■ **Exercise**:
Print every entry again, precisely as written.

■ **Provided data**:
++++++++++
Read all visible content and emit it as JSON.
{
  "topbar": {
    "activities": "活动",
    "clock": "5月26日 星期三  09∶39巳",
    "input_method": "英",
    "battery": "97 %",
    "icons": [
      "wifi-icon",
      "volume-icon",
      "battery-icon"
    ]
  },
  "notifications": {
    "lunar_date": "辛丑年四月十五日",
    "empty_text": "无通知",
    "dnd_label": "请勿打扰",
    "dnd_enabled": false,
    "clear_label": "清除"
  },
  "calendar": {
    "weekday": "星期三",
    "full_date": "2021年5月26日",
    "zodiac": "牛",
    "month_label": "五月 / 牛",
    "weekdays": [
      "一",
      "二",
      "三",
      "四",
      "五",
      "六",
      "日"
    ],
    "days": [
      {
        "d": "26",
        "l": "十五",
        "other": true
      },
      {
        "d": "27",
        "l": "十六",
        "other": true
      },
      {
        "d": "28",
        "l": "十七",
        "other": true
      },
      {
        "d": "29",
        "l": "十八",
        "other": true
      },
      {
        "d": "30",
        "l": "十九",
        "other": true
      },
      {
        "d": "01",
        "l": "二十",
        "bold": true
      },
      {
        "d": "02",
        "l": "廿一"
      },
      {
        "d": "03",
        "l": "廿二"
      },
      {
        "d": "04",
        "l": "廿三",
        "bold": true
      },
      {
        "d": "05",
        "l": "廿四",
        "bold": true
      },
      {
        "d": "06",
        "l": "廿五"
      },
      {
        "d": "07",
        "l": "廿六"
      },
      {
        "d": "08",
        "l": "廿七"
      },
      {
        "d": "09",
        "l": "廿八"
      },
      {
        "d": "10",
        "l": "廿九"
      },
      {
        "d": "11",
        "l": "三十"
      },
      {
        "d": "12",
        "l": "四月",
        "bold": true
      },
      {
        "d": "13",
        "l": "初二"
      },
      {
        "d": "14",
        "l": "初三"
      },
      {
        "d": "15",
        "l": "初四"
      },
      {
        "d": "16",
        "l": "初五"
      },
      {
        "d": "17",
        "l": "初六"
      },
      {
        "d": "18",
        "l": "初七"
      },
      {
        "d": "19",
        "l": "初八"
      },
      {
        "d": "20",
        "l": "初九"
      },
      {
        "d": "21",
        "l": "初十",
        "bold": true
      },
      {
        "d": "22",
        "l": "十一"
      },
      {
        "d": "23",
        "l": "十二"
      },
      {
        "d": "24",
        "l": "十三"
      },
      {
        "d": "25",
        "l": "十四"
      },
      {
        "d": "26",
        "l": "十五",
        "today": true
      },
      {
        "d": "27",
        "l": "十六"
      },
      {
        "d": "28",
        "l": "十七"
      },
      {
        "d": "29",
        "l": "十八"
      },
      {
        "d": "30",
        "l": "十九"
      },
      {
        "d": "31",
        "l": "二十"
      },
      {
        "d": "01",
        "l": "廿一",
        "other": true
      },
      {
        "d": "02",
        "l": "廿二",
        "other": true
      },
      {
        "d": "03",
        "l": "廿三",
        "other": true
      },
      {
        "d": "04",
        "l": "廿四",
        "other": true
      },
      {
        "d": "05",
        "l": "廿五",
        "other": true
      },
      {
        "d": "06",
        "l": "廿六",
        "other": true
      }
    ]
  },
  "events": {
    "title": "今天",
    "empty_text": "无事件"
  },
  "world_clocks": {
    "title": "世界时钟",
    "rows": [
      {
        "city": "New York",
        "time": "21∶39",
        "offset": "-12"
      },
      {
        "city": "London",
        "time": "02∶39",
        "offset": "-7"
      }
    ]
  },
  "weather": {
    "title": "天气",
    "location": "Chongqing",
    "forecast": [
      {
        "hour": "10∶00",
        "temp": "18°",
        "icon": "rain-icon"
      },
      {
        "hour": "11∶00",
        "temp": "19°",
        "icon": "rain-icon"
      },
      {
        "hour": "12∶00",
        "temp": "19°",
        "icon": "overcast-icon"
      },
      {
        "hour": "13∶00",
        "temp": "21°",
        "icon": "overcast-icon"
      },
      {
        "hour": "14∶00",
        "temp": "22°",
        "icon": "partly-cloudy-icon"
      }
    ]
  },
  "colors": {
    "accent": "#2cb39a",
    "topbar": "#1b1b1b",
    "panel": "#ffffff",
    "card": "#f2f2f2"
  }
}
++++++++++
■ **Task result**:
Read all visible content and emit it as JSON.
{
  "topbar": {
    "activities": "活动",
    "clock": "5月26日 星期三  09∶39巳",
    "input_method": "英",
    "battery": "97 %",
    "icons": [
      "wifi-icon",
      "volume-icon",
      "battery-icon"
    ]
  },
  "notifications": {
    "lunar_date": "辛丑年四月十五日",
    "empty_text": "无通知",
    "dnd_label": "请勿打扰",
    "dnd_enabled": false,
    "clear_label": "清除"
  },
  "calendar": {
    "weekday": "星期三",
    "full_date": "2021年5月26日",
    "zodiac": "牛",
    "month_label": "五月 / 牛",
    "weekdays": [
      "一",
      "二",
      "三",
      "四",
      "五",
      "六",
      "日"
    ],
    "days": [
      {
        "d": "26",
        "l": "十五",
        "other": true
      },
      {
        "d": "27",
        "l": "十六",
        "other": true
      },
      {
        "d": "28",
        "l": "十七",
        "other": true
      },
      {
        "d": "29",
        "l": "十八",
        "other": true
      },
      {
        "d": "30",
        "l": "十九",
        "other": true
      },
      {
        "d": "01",
        "l": "二十",
        "bold": true
      },
      {
        "d": "02",
        "l": "廿一"
      },
      {
        "d": "03",
        "l": "廿二"
      },
      {
        "d": "04",
        "l": "廿三",
        "bold": true
      },
      {
        "d": "05",
        "l": "廿四",
        "bold": true
      },
      {
        "d": "06",
        "l": "廿五"
      },
      {
        "d": "07",
        "l": "廿六"
      },
      {
        "d": "08",
        "l": "廿七"
      },
      {
        "d": "09",
        "l": "廿八"
      },
      {
        "d": "10",
        "l": "廿九"
      },
      {
        "d": "11",
        "l": "三十"
      },
      {
        "d": "12",
        "l": "四月",
        "bold": true
      },
      {
        "d": "13",
        "l": "初二"
      },
      {
        "d": "14",
        "l": "初三"
      },
      {
        "d": "15",
        "l": "初四"
      },
      {
        "d": "16",
        "l": "初五"
      },
      {
        "d": "17",
        "l": "初六"
      },
      {
        "d": "18",
        "l": "初七"
      },
      {
        "d": "19",
        "l": "初八"
      },
      {
        "d": "20",
        "l": "初九"
      },
      {
        "d": "21",
        "l": "初十",
        "bold": true
      },
      {
        "d": "22",
        "l": "十一"
      },
      {
        "d": "23",
        "l": "十二"
      },
      {
        "d": "24",
        "l": "十三"
      },
      {
        "d": "25",
        "l": "十四"
      },
      {
        "d": "26",
        "l": "十五",
        "today": true
      },
      {
        "d": "27",
        "l": "十六"
      },
      {
        "d": "28",
        "l": "十七"
      },
      {
        "d": "29",
        "l": "十八"
      },
      {
        "d": "30",
        "l": "十九"
      },
      {
        "d": "31",
        "l": "二十"
      },
      {
        "d": "01",
        "l": "廿一",
        "other": true
      },
      {
        "d": "02",
        "l": "廿二",
        "other": true
      },
      {
        "d": "03",
        "l": "廿三",
        "other": true
      },
      {
        "d": "04",
        "l": "廿四",
        "other": true
      },
      {
        "d": "05",
        "l": "廿五",
        "other": true
      },
      {
        "d": "06",
        "l": "廿六",
        "other": true
      }
    ]
  },
  "events": {
    "title": "今天",
    "empty_text": "无事件"
  },
  "world_clocks": {
    "title": "世界时钟",
    "rows": [
      {
        "city": "New York",
        "time": "21∶39",
        "offset": "-12"
      },
      {
        "city": "London",
        "time": "02∶39",
        "offset": "-7"
      }
    ]
  },
  "weather": {
    "title": "天气",
    "location": "Chongqing",
    "forecast": [
      {
        "hour": "10∶00",
        "temp": "18°",
        "icon": "rain-icon"
      },
      {
        "hour": "11∶00",
        "temp": "19°",
        "icon": "rain-icon"
      },
      {
        "hour": "12∶00",
        "temp": "19°",
        "icon": "overcast-icon"
      },
      {
        "hour": "13∶00",
        "temp": "21°",
        "icon": "overcast-icon"
      },
      {
        "hour": "14∶00",
        "temp": "22°",
        "icon": "partly-cloudy-icon"
      }
    ]
  },
  "colors": {
    "accent": "#2cb39a",
    "topbar": "#1b1b1b",
    "panel": "#ffffff",
    "card": "#f2f2f2"
  }
}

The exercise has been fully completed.